      I hope to answer some of those questions in the next post, but the last one is relevant here. This test shows available minerals. I am assuming that there may be unavailable minerals that are not reported. As icrobial activity may increase those over time, it suggests to me that an ongoing series of tests, perhaps every two years for me, is called for.
      The ratio of minerals and surplusses will be covered in the next article.
      Where were you reading about the aerobic/anaerobic cycle that you mention? Was it in relation to the ethylene cycle?
      Thanks for the mention of Holmgren in your other comment. Where was the bit about digging/aerating the soil? I’m going to go through it again, but you could save me some time.
      Cheers Mate
      Deano

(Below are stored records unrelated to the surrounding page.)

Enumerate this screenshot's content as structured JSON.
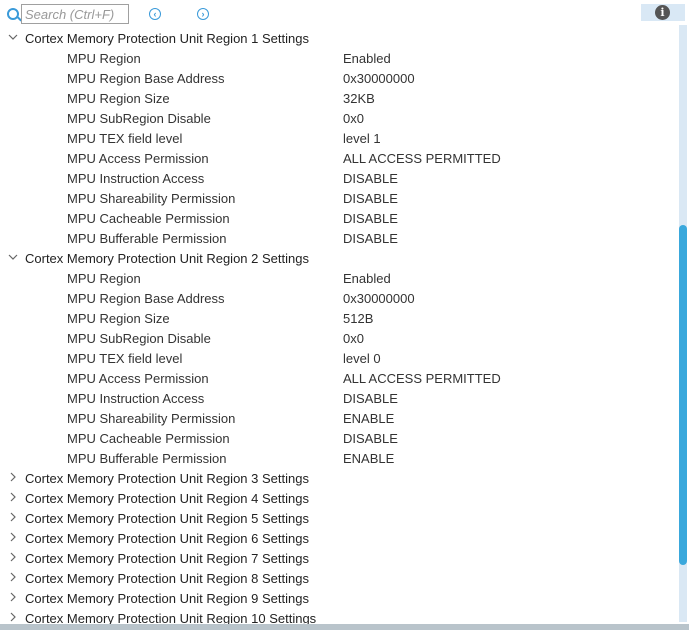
{
  "toolbar": {
    "search_placeholder": "Search (Ctrl+F)",
    "prev_icon": "‹",
    "next_icon": "›",
    "info_icon": "i"
  },
  "regions": [
    {
      "title": "Cortex Memory Protection Unit Region 1 Settings",
      "expanded": true,
      "props": [
        [
          "MPU Region",
          "Enabled"
        ],
        [
          "MPU Region Base Address",
          "0x30000000"
        ],
        [
          "MPU Region Size",
          "32KB"
        ],
        [
          "MPU SubRegion Disable",
          "0x0"
        ],
        [
          "MPU TEX field level",
          "level 1"
        ],
        [
          "MPU Access Permission",
          "ALL ACCESS PERMITTED"
        ],
        [
          "MPU Instruction Access",
          "DISABLE"
        ],
        [
          "MPU Shareability Permission",
          "DISABLE"
        ],
        [
          "MPU Cacheable Permission",
          "DISABLE"
        ],
        [
          "MPU Bufferable  Permission",
          "DISABLE"
        ]
      ]
    },
    {
      "title": "Cortex Memory Protection Unit Region 2 Settings",
      "expanded": true,
      "props": [
        [
          "MPU Region",
          "Enabled"
        ],
        [
          "MPU Region Base Address",
          "0x30000000"
        ],
        [
          "MPU Region Size",
          "512B"
        ],
        [
          "MPU SubRegion Disable",
          "0x0"
        ],
        [
          "MPU TEX field level",
          "level 0"
        ],
        [
          "MPU Access Permission",
          "ALL ACCESS PERMITTED"
        ],
        [
          "MPU Instruction Access",
          "DISABLE"
        ],
        [
          "MPU Shareability Permission",
          "ENABLE"
        ],
        [
          "MPU Cacheable Permission",
          "DISABLE"
        ],
        [
          "MPU Bufferable  Permission",
          "ENABLE"
        ]
      ]
    },
    {
      "title": "Cortex Memory Protection Unit Region 3 Settings",
      "expanded": false,
      "props": []
    },
    {
      "title": "Cortex Memory Protection Unit Region 4 Settings",
      "expanded": false,
      "props": []
    },
    {
      "title": "Cortex Memory Protection Unit Region 5 Settings",
      "expanded": false,
      "props": []
    },
    {
      "title": "Cortex Memory Protection Unit Region 6 Settings",
      "expanded": false,
      "props": []
    },
    {
      "title": "Cortex Memory Protection Unit Region 7 Settings",
      "expanded": false,
      "props": []
    },
    {
      "title": "Cortex Memory Protection Unit Region 8 Settings",
      "expanded": false,
      "props": []
    },
    {
      "title": "Cortex Memory Protection Unit Region 9 Settings",
      "expanded": false,
      "props": []
    },
    {
      "title": "Cortex Memory Protection Unit Region 10 Settings",
      "expanded": false,
      "props": []
    }
  ]
}
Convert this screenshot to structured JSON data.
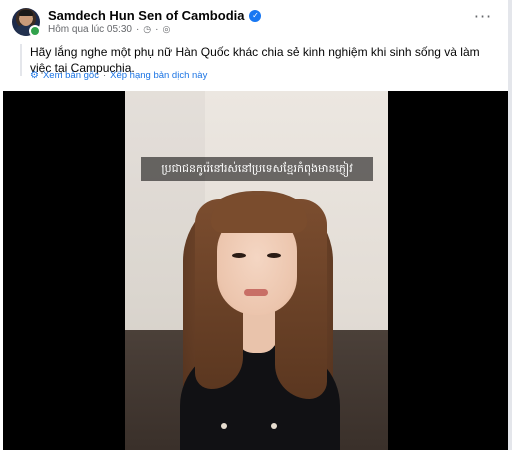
{
  "post": {
    "author_name": "Samdech Hun Sen of Cambodia",
    "timestamp": "Hôm qua lúc 05:30",
    "meta_separator": "·",
    "text": "Hãy lắng nghe một phụ nữ Hàn Quốc khác chia sẻ kinh nghiệm khi sinh sống và làm việc tại Campuchia.",
    "see_original_label": "Xem bản gốc",
    "translate_separator": "·",
    "rate_translation_label": "Xếp hạng bản dịch này"
  },
  "video": {
    "subtitle": "ប្រជាជនកូរ៉េនៅរស់នៅប្រទេសខ្មែរកំពុងមានភ្ញៀវ"
  },
  "icons": {
    "verified": "verified-badge-icon",
    "clock": "clock-icon",
    "globe": "globe-icon",
    "gear": "gear-icon",
    "more": "more-options-icon"
  },
  "colors": {
    "link": "#1b74e4",
    "verified": "#1877f2",
    "online": "#31a24c"
  }
}
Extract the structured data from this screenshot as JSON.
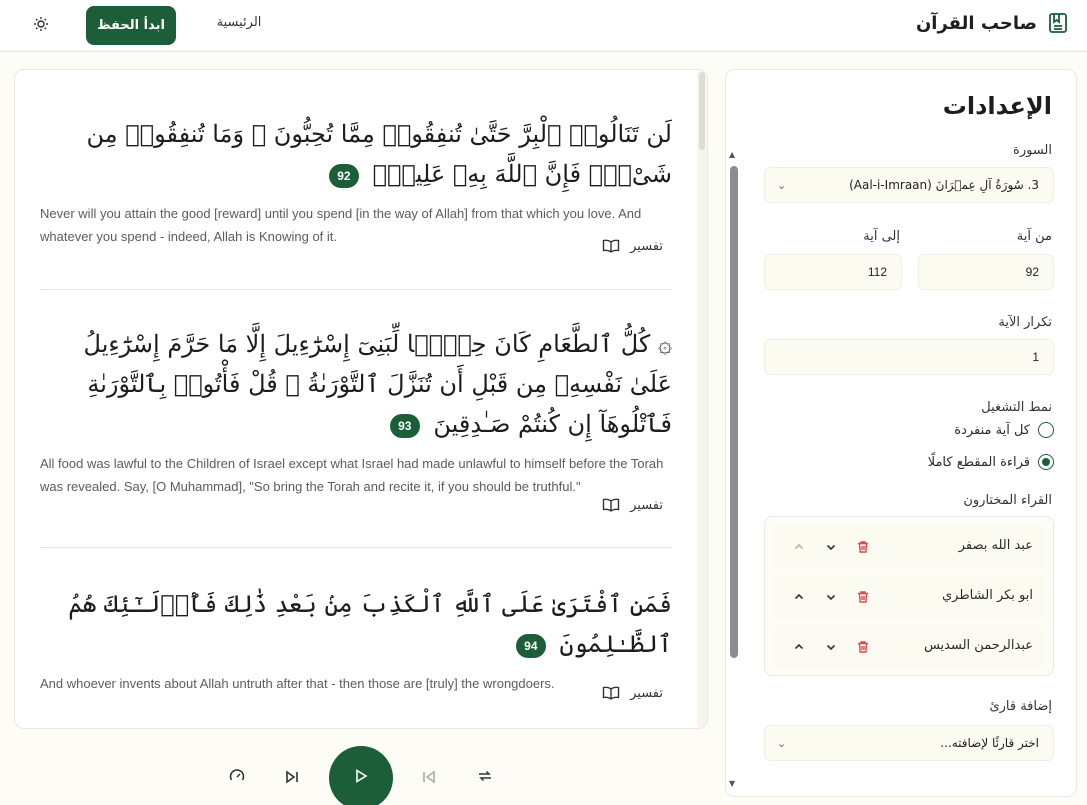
{
  "header": {
    "brand_title": "صاحب القرآن",
    "home_label": "الرئيسية",
    "start_label": "ابدأ الحفظ",
    "theme_icon": "sun-icon",
    "brand_icon": "book-bookmark-icon"
  },
  "verses": [
    {
      "arabic": "لَن تَنَالُوا۟ ٱلْبِرَّ حَتَّىٰ تُنفِقُوا۟ مِمَّا تُحِبُّونَ ۚ وَمَا تُنفِقُوا۟ مِن شَىْءٍۢ فَإِنَّ ٱللَّهَ بِهِۦ عَلِيمٌۭ",
      "number": "92",
      "translation": "Never will you attain the good [reward] until you spend [in the way of Allah] from that which you love. And whatever you spend - indeed, Allah is Knowing of it.",
      "tafsir_label": "تفسير"
    },
    {
      "arabic": "۞ كُلُّ ٱلطَّعَامِ كَانَ حِلًّۭا لِّبَنِىٓ إِسْرَٰٓءِيلَ إِلَّا مَا حَرَّمَ إِسْرَٰٓءِيلُ عَلَىٰ نَفْسِهِۦ مِن قَبْلِ أَن تُنَزَّلَ ٱلتَّوْرَىٰةُ ۗ قُلْ فَأْتُوا۟ بِٱلتَّوْرَىٰةِ فَٱتْلُوهَآ إِن كُنتُمْ صَـٰدِقِينَ",
      "number": "93",
      "translation": "All food was lawful to the Children of Israel except what Israel had made unlawful to himself before the Torah was revealed. Say, [O Muhammad], \"So bring the Torah and recite it, if you should be truthful.\"",
      "tafsir_label": "تفسير"
    },
    {
      "arabic": "فَمَنِ ٱفْتَرَىٰ عَلَى ٱللَّهِ ٱلْكَذِبَ مِنۢ بَعْدِ ذَٰلِكَ فَأُو۟لَـٰٓئِكَ هُمُ ٱلظَّـٰلِمُونَ",
      "number": "94",
      "translation": "And whoever invents about Allah untruth after that - then those are [truly] the wrongdoers.",
      "tafsir_label": "تفسير"
    }
  ],
  "player": {
    "speed_icon": "gauge-icon",
    "next_icon": "skip-next-icon",
    "play_icon": "play-icon",
    "prev_icon": "skip-previous-icon",
    "repeat_icon": "repeat-icon"
  },
  "settings": {
    "title": "الإعدادات",
    "surah_label": "السورة",
    "surah_value": "3. سُورَةُ آلِ عِمۡرَانَ (Aal-i-Imraan)",
    "from_label": "من آية",
    "from_value": "92",
    "to_label": "إلى آية",
    "to_value": "112",
    "repeat_label": "تكرار الآية",
    "repeat_value": "1",
    "mode_label": "نمط التشغيل",
    "mode_options": [
      {
        "label": "كل آية منفردة",
        "selected": false
      },
      {
        "label": "قراءة المقطع كاملًا",
        "selected": true
      }
    ],
    "reciters_label": "القراء المختارون",
    "reciters": [
      {
        "name": "عبد الله بصفر",
        "up_enabled": false
      },
      {
        "name": "ابو بكر الشاطري",
        "up_enabled": true
      },
      {
        "name": "عبدالرحمن السديس",
        "up_enabled": true
      }
    ],
    "add_reciter_label": "إضافة قارئ",
    "add_reciter_placeholder": "اختر قارئًا لإضافته..."
  },
  "colors": {
    "primary": "#1b5e38",
    "delete": "#e0474c",
    "background": "#fdfcf6",
    "input_bg": "#fcfbf1"
  }
}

      Reply
  3. Pingback: Permaculture and the Ethylene Cycle Myth - The Sustainable Smallholding

  4. Douglas Smith

    Look forward to seeing part 3 in due course. Based in Hertford, UK I’m also interested in the remineralisation approach (Steve Solomon) and will be interested how and where you source required minerals the UK. Did you also have / use the Laverstock soil test, or choose to send the soil sample to the states for parity with the recommendations given there? Prior to reading more on Solomon, I had a test from Laverstock (http://bit.ly/wfIQJa) and would be interested seeing if the results here can be used – like your own results, one of the issues it flags is Magnesium and the ratio to Calcium.

    Thanks,
    Douglas

    Reply
    1. Deano Martin Post author

      Hi Douglas
      I’ve delayed writing part 3 as it stated becoming a summary of the stages of the book. I’m going to shorten the draft and concentrate on what my amendments are, rather than an explanation of how I arrived at the prescription.
      I used Logan labs. The Laverstoke test was unreasonably expensive compared to the $20 that they charged. I used rockdust, kelp, Manganese and copper and magnesium sulphate, plus Borax. I have Sulphur to add too, but am waiting for empty beds.
      Cheers
      Deano

      Reply

Leave a Reply

Your email address will not be published. Required fields are marked *